When you die without a Will, you are said to die “intestate”. No one is designated to be in charge of your estate; there could be problems making funeral arrangements; the distribution of the estate will be delayed, and it will usually be more costly to administer the estate.
Who will share in your estate will depend on where your assets are located and how they were structured and held before you died. There are general rules that apply to intestate estates, but all rules are subject to exceptions and results will vary depending on all the relevant facts. In Ontario, the Succession Law Reform Act lists who has priority to the estate when a person dies intestate. The Family Law Act also provides certain rights to legally married spouses. If you die owning real estate in another jurisdiction, the rules of that jurisdiction will usually apply.
Not all assets that you own or have an interest in at death are considered “estate” assets. Some assets held in joint names may pass to the surviving joint owner by right of survivorship, or they may be deemed to be held by the surviving owner in trust for the estate. The result will depend on many factors, including the intention of the joint owners and who is the joint owner. Different assumptions apply, depending on whether the joint owner is your spouse, child, or other individual.
For some assets, commonly referred to as “plans” (for example, registered retirement plans), you can designate a beneficiary. If the designated beneficiary survives you, that person will generally be able to collect the plan benefits after you die, whether or not you leave a Will.
If minor children are the heirs at law, their shares will usually be paid into court and they will be entitled to their interests when they reach age 18. If you have a family member with special needs and you die with an estate but no Will, this could affect the family member’s entitlement to government support and benefits.
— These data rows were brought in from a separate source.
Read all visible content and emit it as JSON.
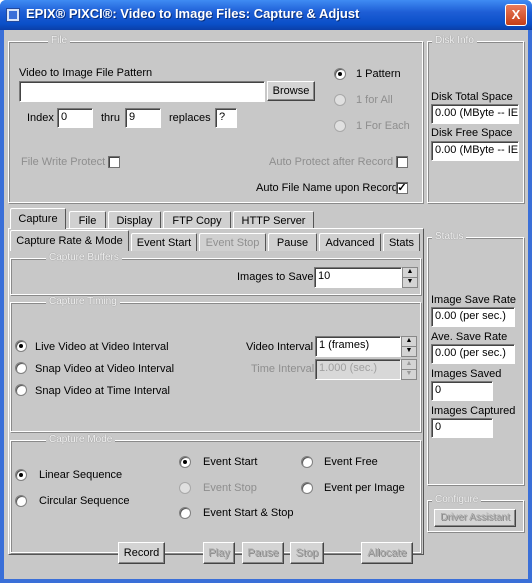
{
  "window": {
    "title": "EPIX® PIXCI®: Video to Image Files: Capture & Adjust",
    "close_glyph": "X"
  },
  "file_group": {
    "legend": "File",
    "pattern_label": "Video to Image File Pattern",
    "pattern_value": "",
    "browse_label": "Browse",
    "index_label": "Index",
    "index_value": "0",
    "thru_label": "thru",
    "thru_value": "9",
    "replaces_label": "replaces",
    "replaces_value": "?",
    "radio_1_pattern": "1 Pattern",
    "radio_1_for_all": "1 for All",
    "radio_1_for_each": "1 For Each",
    "write_protect_label": "File Write Protect",
    "auto_protect_label": "Auto Protect after Record",
    "auto_name_label": "Auto File Name upon Record",
    "auto_name_checked": "✓"
  },
  "disk_info": {
    "legend": "Disk Info",
    "total_label": "Disk Total Space",
    "total_value": "0.00 (MByte -- IE",
    "free_label": "Disk Free Space",
    "free_value": "0.00 (MByte -- IE"
  },
  "main_tabs": [
    "Capture",
    "File",
    "Display",
    "FTP Copy",
    "HTTP Server"
  ],
  "sub_tabs": [
    "Capture Rate & Mode",
    "Event Start",
    "Event Stop",
    "Pause",
    "Advanced",
    "Stats"
  ],
  "capture_buffers": {
    "legend": "Capture Buffers",
    "images_label": "Images to Save",
    "images_value": "10"
  },
  "capture_timing": {
    "legend": "Capture Timing",
    "live_label": "Live Video at Video Interval",
    "snap_video_label": "Snap Video at Video Interval",
    "snap_time_label": "Snap Video at Time Interval",
    "video_interval_label": "Video Interval",
    "video_interval_value": "1 (frames)",
    "time_interval_label": "Time Interval",
    "time_interval_value": "1.000 (sec.)"
  },
  "capture_mode": {
    "legend": "Capture Mode",
    "linear_label": "Linear Sequence",
    "circular_label": "Circular Sequence",
    "event_start_label": "Event Start",
    "event_stop_label": "Event Stop",
    "event_start_stop_label": "Event Start & Stop",
    "event_free_label": "Event Free",
    "event_per_image_label": "Event per Image"
  },
  "status": {
    "legend": "Status",
    "save_rate_label": "Image Save Rate",
    "save_rate_value": "0.00 (per sec.)",
    "ave_rate_label": "Ave. Save Rate",
    "ave_rate_value": "0.00 (per sec.)",
    "saved_label": "Images Saved",
    "saved_value": "0",
    "captured_label": "Images Captured",
    "captured_value": "0"
  },
  "configure": {
    "legend": "Configure",
    "driver_assistant_label": "Driver Assistant"
  },
  "footer": {
    "record_label": "Record",
    "play_label": "Play",
    "pause_label": "Pause",
    "stop_label": "Stop",
    "allocate_label": "Allocate"
  },
  "spin_up_glyph": "▲",
  "spin_down_glyph": "▼"
}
Certain relatives have a prior right to administer the estate and will need to apply to court to be appointed as executors without a Will. They may need to post a bond with the court as security before obtaining a certificate to administer the estate. Relatives who live outside Ontario are generally not eligible to act as executors in Ontario.